Comcast may branch out from cable and landline internet, moving into the wireless service arena in the future. According to a report out of The Information, Comcast has been looking into the idea of creating a nationwide wireless phone network that relies primarily on Wifi with back-up service leased from already-established cellular carriers.
Instead of having to pursue purchasing large blocks of wireless spectrum and rights to traditional cellular towers, Comcast would leverage its currently-available network of Wifi hotspots to provide the majority of traffic for phones. Its Wifi network is growing with installations of public access points — over a million across various markets — in large cities and special residential routers that Comcast provides with a publicly-available signal in over eight million homes. But it naturally wouldn't be able to cover the entire country comprehensively — that's where other carriers come in.
In the latest chapter of the AT&T unlimited data throttling debacle, a small claims court judge in California has awarded an AT&T iPhone user $850 in damages due to AT&T significantly slowing the user's data speeds to "manage usage on it's network".
UK network O2 appears to be submitting your telephone number to any website you visit whilst using the data connection on your phone. According to report from TNW, the information is transmitted when a user asks for a webpage view.
Google has updated their Google Voice app for the iPhone, including complete integration with Sprint to allow calls to be sent directly to the 3rd party app rather than the stock Phone app. Here's the complete update log:
Nancy Gohring over at IDG/Macworld quotes John Stanton, Chairman of Trilogy Partnerships, as saying that, prior to launching the iPhone in 2007, he spent a couple of years with Steve Jobs trying to figure out how to do it without the likes of AT&T or Verizon.
He wanted to replace carriers. He and I spent a lot of time talking about whether synthetically you could create a carrier using Wi-Fi spectrum. That was part of his vision.
The cost of the iPhone without a carrier subsidy is around $600 and estimations say that global sales may drop by around 12% if the phone isn't subsidised. Some of the carriers known to have concerns include:
France Telecom (Orange)
Like Apple, all 3 of these carriers have refused to comment.
So much for those reports claiming Verizon was not interested in the iPhone as Bloomberg is now reporting the iPhone is indeed heading towards the carrier in January of 2011. The timing seems a bit odd to release such a device as iPhone 4 right after the holiday shopping season. Then again this timing may have been necessary as it may be exactly when AT&T's exclusivity agreement with Apple runs dry.
Maybe, just maybe, these pesky iPhone 4 on Verizon rumors will finally fade away as Droid Life reports they're fully committed to Android and their current high-end lineup of devices like the new Droid X.
"And the second part of the meeting (and most important to us) was to announce that they will not be interested in the iPhone 4 (as of now) and are putting full effort behind Android and the new lineup of Droid devices."
Interesting - Rogers and their Fido subsidiary pushed out a Carrier Settings Update for the iPhone (to version 7.1 for those keeping track). More interesting - iOS 4 seems to pop-it up over-the-air and offer to install it on-device. (Best as we can remember, the last update popped up in, and was installed by, iTunes on the desktop).
One more step towards the tether-less future.

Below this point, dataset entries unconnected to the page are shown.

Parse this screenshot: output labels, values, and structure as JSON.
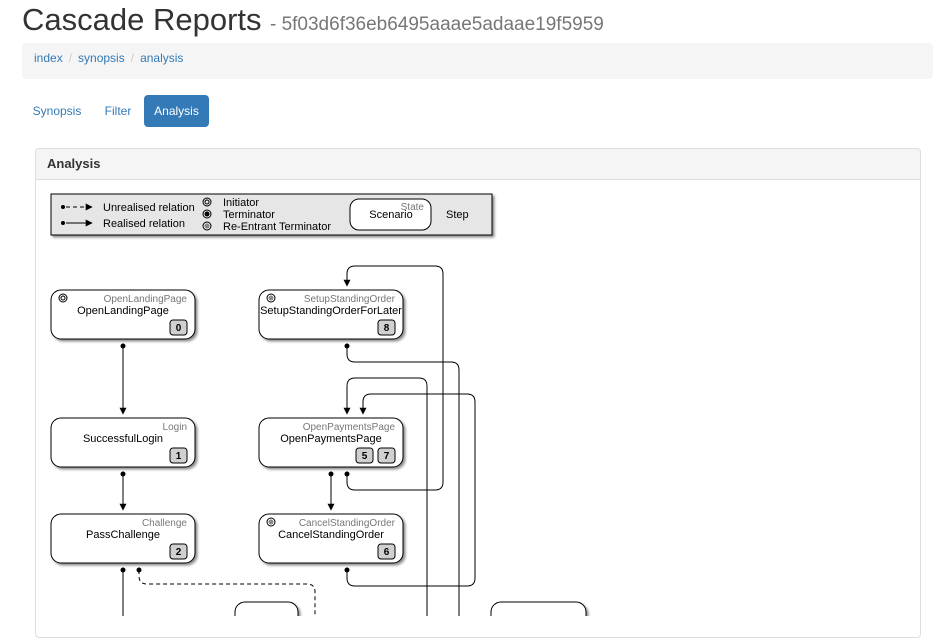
{
  "header": {
    "title": "Cascade Reports",
    "subtitle": "- 5f03d6f36eb6495aaae5adaae19f5959"
  },
  "breadcrumb": [
    "index",
    "synopsis",
    "analysis"
  ],
  "tabs": [
    {
      "label": "Synopsis",
      "active": false
    },
    {
      "label": "Filter",
      "active": false
    },
    {
      "label": "Analysis",
      "active": true
    }
  ],
  "panel": {
    "title": "Analysis"
  },
  "legend": {
    "unrealised": "Unrealised relation",
    "realised": "Realised relation",
    "initiator": "Initiator",
    "terminator": "Terminator",
    "reentrant": "Re-Entrant Terminator",
    "state": "State",
    "scenario": "Scenario",
    "step": "Step"
  },
  "nodes": {
    "open_landing": {
      "state": "OpenLandingPage",
      "scenario": "OpenLandingPage",
      "steps": [
        "0"
      ]
    },
    "login": {
      "state": "Login",
      "scenario": "SuccessfulLogin",
      "steps": [
        "1"
      ]
    },
    "challenge": {
      "state": "Challenge",
      "scenario": "PassChallenge",
      "steps": [
        "2"
      ]
    },
    "setup_standing": {
      "state": "SetupStandingOrder",
      "scenario": "SetupStandingOrderForLater",
      "steps": [
        "8"
      ]
    },
    "open_payments": {
      "state": "OpenPaymentsPage",
      "scenario": "OpenPaymentsPage",
      "steps": [
        "5",
        "7"
      ]
    },
    "cancel_standing": {
      "state": "CancelStandingOrder",
      "scenario": "CancelStandingOrder",
      "steps": [
        "6"
      ]
    }
  },
  "colors": {
    "link": "#337ab7",
    "active_tab": "#337ab7",
    "muted": "#777777"
  }
}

Anyone else, anywhere else, get an update?
Credit Suisse Research analyst Jonathan Chaplin thinks we can expect Apple's iPhone to remain exclusive to AT&T for an additional 12-18 months, long past some people's expectations (and recent rumors). Not only will it remain exclusive, Chaplin says, but the delay will have a major negative impact on Verizon, causing him to lower his rating on Big Red from "Outperform" to "Neutral" and cut his share price target from $32 to $30.